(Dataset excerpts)

________________________

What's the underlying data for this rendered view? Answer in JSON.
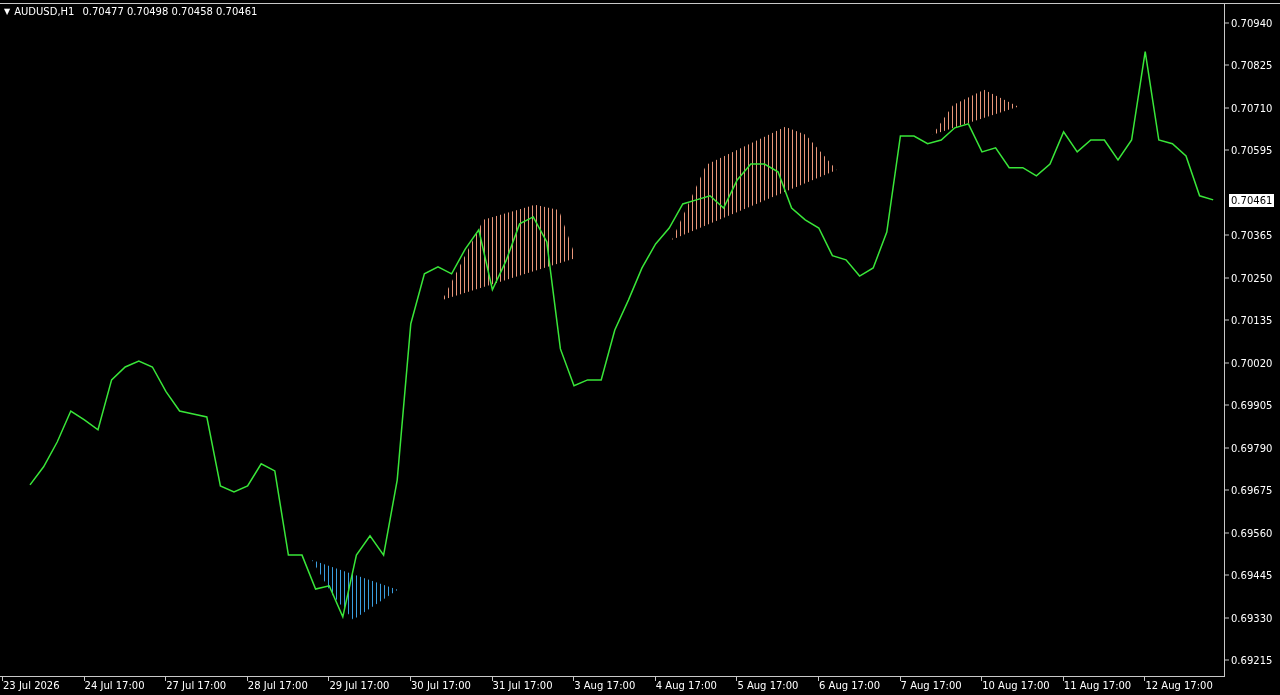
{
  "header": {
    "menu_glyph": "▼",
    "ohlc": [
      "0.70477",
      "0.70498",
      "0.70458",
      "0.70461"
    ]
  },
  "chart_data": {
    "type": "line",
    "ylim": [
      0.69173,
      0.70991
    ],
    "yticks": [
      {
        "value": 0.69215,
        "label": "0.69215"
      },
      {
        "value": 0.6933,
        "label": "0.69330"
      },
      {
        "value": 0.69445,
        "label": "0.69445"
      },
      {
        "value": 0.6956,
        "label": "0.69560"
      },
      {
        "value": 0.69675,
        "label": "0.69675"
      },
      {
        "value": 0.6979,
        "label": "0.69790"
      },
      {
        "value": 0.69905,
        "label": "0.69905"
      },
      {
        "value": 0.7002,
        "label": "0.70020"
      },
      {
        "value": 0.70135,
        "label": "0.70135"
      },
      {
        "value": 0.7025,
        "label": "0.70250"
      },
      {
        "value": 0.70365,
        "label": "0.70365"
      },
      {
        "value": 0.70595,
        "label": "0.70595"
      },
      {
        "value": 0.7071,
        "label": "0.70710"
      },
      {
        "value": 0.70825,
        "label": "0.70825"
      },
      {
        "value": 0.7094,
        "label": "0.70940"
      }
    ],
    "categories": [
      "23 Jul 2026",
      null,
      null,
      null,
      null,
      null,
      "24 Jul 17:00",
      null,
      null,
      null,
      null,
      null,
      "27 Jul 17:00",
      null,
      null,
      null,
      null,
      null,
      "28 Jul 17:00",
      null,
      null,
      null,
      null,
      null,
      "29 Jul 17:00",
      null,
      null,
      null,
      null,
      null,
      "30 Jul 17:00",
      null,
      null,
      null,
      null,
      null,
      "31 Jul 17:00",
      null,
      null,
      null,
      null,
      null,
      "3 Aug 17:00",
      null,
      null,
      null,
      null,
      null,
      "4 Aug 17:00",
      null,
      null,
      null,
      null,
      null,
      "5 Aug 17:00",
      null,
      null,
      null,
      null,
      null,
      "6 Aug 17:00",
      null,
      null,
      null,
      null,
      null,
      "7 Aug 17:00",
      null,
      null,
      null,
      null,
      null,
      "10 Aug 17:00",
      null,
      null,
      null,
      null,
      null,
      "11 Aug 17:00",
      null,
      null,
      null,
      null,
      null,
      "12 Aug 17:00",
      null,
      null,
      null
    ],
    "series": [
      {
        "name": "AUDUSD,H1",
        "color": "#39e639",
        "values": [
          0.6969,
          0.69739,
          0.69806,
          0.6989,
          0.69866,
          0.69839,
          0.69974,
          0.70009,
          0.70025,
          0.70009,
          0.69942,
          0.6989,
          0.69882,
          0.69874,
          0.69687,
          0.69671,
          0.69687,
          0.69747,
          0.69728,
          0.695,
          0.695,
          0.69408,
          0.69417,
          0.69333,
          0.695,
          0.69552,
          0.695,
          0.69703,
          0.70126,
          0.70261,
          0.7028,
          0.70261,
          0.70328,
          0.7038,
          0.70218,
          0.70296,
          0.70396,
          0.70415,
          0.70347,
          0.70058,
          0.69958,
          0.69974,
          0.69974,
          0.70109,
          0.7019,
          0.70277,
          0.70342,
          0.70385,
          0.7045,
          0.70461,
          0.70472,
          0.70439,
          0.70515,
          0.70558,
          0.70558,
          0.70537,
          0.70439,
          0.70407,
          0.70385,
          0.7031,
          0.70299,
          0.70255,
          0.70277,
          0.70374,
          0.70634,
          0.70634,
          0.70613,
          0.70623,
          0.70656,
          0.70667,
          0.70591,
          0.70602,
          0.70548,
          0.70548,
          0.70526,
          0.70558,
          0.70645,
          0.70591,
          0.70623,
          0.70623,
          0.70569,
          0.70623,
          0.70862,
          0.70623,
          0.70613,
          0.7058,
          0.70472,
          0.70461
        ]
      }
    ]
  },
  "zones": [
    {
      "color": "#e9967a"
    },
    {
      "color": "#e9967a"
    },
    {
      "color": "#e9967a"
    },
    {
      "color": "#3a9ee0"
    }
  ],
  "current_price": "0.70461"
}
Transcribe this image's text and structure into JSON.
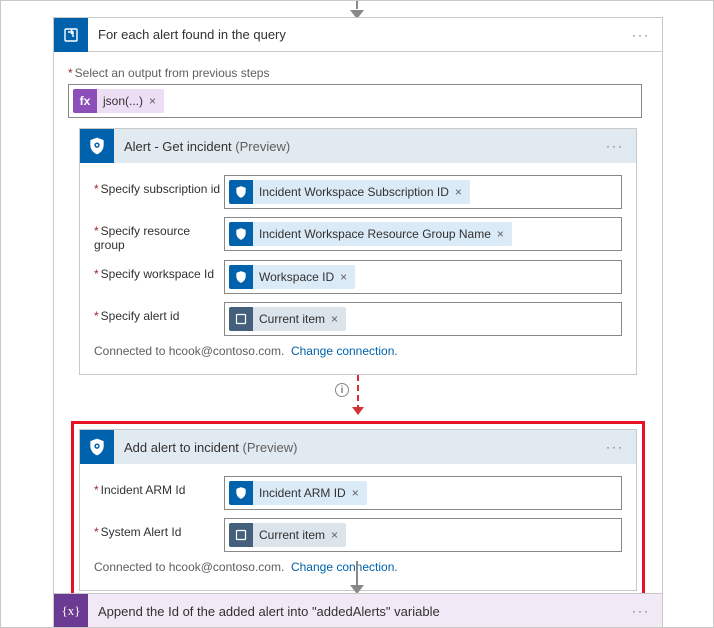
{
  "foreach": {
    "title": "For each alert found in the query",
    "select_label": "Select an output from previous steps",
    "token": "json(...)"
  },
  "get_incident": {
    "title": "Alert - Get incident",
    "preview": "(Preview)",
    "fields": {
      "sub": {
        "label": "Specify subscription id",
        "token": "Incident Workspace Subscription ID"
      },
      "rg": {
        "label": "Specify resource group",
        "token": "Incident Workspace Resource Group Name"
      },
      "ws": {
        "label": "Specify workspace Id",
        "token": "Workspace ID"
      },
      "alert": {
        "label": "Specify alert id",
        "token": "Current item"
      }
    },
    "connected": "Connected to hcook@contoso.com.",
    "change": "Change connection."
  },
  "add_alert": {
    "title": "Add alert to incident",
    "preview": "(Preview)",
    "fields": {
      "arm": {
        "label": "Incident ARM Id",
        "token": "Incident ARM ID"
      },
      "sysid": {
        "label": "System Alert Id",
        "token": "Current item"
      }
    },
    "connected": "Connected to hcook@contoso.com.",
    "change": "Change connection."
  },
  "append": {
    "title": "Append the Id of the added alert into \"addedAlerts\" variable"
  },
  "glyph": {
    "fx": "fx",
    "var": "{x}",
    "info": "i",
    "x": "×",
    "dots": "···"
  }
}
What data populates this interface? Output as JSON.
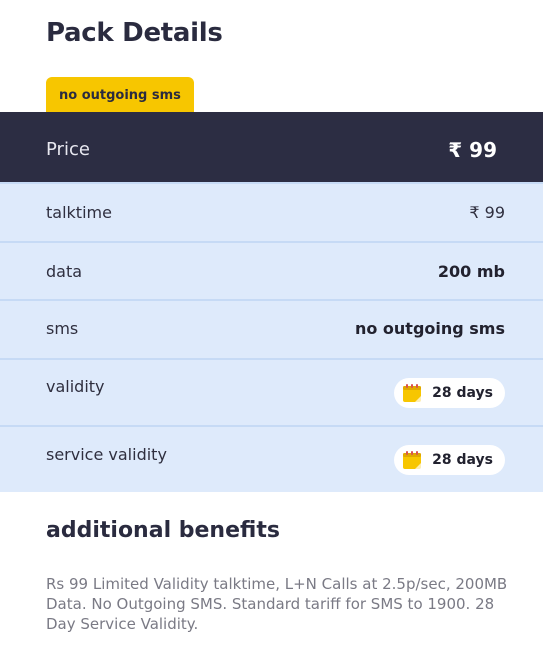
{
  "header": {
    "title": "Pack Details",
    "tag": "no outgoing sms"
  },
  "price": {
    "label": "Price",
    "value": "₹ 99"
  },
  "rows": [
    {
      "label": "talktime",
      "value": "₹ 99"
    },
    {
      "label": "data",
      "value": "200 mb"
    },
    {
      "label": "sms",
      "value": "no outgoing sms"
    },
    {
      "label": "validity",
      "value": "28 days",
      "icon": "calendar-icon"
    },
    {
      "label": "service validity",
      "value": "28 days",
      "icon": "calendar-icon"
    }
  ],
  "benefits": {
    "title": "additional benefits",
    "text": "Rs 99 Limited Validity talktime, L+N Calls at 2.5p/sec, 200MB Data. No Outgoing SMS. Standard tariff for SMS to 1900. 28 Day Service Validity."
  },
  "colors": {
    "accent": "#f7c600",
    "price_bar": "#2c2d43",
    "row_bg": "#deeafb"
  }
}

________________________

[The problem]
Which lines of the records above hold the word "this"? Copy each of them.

[Task answer]
What's the underlying data for this rendered view? Answer in JSON.
Transcribe this image's text and structure into JSON.
What data populates this interface? Output as JSON.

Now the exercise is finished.